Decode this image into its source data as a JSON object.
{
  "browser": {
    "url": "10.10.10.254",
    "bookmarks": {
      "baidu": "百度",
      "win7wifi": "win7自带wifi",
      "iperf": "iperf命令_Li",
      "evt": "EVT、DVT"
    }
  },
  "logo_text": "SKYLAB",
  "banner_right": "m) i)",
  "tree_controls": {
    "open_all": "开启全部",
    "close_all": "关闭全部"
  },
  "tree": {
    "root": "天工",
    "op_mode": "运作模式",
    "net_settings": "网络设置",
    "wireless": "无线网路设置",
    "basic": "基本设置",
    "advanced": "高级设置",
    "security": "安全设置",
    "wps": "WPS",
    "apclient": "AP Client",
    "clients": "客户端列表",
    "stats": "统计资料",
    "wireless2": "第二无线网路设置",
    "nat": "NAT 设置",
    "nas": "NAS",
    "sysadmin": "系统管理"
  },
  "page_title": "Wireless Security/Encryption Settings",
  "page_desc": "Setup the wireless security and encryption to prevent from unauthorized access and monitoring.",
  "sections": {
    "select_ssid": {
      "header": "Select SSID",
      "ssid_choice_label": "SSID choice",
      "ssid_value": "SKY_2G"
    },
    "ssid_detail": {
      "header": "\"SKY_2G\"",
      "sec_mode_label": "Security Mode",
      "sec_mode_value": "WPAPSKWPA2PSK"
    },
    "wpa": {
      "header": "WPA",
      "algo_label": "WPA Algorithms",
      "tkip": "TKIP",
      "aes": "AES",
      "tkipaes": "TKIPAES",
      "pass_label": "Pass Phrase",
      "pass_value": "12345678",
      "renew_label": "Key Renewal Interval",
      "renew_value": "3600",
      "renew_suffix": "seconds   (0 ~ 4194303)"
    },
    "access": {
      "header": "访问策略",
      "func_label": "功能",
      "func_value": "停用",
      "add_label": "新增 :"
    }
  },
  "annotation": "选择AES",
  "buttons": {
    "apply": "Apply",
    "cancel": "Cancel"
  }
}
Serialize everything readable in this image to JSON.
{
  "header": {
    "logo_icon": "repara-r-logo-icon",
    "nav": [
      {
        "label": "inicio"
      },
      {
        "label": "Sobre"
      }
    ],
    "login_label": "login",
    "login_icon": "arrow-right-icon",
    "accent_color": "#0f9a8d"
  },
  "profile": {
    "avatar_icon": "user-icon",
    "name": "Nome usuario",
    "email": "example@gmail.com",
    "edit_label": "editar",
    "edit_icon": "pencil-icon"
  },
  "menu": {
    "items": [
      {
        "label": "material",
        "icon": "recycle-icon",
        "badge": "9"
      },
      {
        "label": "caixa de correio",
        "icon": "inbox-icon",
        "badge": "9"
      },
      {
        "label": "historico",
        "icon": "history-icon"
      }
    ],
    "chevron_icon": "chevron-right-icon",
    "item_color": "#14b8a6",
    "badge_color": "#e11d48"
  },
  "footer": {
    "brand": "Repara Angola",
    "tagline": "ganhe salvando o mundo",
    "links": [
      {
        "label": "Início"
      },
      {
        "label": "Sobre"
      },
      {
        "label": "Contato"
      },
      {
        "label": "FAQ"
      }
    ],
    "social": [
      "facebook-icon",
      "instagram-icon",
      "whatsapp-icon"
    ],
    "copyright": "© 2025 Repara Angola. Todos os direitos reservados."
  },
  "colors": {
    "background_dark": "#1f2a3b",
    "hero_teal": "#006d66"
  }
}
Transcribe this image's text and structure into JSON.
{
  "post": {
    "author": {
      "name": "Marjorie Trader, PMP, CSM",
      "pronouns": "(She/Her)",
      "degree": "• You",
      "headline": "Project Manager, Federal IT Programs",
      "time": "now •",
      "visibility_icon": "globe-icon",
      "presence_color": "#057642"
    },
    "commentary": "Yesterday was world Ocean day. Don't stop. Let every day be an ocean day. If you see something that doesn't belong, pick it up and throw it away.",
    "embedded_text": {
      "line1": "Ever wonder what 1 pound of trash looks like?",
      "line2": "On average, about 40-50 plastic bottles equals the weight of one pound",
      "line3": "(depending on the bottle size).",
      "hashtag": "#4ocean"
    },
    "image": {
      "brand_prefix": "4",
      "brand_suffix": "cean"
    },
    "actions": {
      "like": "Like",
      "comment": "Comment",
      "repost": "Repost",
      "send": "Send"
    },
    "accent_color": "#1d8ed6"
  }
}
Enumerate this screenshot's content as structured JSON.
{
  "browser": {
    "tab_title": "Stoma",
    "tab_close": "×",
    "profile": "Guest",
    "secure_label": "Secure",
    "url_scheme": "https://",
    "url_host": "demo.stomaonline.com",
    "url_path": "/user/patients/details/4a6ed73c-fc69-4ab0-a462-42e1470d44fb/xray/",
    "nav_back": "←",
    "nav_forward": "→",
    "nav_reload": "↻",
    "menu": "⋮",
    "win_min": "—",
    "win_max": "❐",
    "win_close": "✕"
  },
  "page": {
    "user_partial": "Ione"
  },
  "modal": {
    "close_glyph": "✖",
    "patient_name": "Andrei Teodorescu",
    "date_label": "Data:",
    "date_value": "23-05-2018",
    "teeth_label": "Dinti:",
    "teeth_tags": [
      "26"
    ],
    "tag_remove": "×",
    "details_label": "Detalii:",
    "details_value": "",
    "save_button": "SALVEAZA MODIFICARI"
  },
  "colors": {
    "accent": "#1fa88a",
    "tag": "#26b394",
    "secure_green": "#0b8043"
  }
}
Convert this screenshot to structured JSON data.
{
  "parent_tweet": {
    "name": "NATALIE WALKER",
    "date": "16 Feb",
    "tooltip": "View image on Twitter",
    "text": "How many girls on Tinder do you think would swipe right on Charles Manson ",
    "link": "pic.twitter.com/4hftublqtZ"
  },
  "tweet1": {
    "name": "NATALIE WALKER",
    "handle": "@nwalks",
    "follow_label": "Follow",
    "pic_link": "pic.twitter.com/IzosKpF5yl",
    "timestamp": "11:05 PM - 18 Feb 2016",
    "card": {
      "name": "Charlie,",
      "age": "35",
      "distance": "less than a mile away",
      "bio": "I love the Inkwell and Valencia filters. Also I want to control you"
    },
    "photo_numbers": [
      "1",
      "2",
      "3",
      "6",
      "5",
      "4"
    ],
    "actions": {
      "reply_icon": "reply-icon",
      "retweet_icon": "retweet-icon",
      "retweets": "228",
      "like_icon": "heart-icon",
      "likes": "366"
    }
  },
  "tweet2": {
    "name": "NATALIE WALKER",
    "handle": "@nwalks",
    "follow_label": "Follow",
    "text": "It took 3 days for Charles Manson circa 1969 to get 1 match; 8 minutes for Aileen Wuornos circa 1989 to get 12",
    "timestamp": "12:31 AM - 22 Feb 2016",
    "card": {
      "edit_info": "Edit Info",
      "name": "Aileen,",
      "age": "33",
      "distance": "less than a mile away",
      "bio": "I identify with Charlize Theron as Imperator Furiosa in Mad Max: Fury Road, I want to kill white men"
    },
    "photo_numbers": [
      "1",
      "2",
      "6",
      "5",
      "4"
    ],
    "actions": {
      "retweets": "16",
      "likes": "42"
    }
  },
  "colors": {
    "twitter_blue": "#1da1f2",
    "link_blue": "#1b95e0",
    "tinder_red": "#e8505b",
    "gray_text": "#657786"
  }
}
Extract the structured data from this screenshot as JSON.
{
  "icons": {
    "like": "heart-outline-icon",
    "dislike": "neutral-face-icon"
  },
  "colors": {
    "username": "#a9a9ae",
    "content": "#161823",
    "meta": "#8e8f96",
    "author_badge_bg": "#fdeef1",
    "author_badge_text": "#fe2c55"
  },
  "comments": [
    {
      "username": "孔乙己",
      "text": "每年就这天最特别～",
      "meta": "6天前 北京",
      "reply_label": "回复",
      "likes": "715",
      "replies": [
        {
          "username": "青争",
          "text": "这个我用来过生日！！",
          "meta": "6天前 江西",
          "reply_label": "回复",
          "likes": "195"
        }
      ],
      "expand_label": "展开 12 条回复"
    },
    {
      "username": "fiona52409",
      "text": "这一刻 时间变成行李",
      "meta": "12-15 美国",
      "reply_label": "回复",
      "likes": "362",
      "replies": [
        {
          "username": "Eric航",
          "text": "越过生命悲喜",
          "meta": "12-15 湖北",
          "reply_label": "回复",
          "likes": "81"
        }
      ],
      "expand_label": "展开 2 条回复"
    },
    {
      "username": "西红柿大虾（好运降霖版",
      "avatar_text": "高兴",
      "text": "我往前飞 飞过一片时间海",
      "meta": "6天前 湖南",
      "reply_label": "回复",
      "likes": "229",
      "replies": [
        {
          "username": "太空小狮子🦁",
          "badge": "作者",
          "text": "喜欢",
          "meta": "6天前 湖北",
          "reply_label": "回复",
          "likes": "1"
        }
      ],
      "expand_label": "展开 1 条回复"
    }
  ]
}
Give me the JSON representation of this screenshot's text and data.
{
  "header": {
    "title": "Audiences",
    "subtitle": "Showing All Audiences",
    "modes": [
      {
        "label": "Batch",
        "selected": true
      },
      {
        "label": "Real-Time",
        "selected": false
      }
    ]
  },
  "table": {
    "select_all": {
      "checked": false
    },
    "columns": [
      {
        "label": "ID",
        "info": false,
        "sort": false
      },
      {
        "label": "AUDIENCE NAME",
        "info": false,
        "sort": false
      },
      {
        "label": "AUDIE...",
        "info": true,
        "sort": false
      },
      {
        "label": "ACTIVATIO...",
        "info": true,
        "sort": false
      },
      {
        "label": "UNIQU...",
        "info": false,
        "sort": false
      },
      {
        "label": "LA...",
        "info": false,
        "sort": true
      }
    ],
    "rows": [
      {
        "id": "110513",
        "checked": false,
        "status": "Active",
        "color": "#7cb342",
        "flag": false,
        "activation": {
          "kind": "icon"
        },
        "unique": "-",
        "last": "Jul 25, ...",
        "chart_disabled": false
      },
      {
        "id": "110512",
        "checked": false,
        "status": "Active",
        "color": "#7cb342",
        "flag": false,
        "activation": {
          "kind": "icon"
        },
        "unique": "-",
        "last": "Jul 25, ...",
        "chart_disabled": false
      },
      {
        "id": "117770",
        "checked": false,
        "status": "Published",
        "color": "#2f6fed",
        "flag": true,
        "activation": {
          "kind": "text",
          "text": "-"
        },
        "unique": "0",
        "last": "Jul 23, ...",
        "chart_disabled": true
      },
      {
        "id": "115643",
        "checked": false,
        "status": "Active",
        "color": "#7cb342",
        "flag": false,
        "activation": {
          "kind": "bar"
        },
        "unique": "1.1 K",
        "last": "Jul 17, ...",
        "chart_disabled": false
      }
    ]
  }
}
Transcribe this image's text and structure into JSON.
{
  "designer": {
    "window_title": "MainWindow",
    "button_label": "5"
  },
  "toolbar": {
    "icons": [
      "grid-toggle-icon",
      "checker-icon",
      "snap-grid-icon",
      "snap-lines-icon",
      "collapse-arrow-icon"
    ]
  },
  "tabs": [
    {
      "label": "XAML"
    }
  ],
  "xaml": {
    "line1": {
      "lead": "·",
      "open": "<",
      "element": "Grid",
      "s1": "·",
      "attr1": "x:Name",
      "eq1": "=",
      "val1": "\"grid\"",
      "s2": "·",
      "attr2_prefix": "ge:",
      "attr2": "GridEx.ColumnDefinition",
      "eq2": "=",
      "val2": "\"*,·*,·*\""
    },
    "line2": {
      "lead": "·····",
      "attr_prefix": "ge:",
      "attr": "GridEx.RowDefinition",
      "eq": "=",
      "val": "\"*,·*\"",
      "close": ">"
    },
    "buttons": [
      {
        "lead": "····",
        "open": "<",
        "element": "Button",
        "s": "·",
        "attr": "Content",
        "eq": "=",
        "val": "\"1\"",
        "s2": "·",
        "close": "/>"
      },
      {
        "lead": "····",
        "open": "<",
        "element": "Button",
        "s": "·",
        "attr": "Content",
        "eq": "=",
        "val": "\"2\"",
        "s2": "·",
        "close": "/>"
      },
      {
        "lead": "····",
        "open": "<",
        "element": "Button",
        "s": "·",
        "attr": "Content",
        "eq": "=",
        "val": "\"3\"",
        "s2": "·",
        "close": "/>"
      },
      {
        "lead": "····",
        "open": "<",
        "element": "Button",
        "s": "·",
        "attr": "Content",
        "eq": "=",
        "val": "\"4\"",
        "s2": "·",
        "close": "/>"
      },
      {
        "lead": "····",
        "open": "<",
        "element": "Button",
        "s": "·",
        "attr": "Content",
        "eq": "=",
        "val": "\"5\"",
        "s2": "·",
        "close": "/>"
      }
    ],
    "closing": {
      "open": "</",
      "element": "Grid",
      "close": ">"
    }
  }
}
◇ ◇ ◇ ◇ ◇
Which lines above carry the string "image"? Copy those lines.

(TASK RESPONSE):
Decode this image into its source data as a JSON object.
Serialize everything readable in this image to JSON.
Transcribe this image's text and structure into JSON.
    "image": {
    "tooltip": "View image on Twitter",
Transcribe this image's text and structure into JSON.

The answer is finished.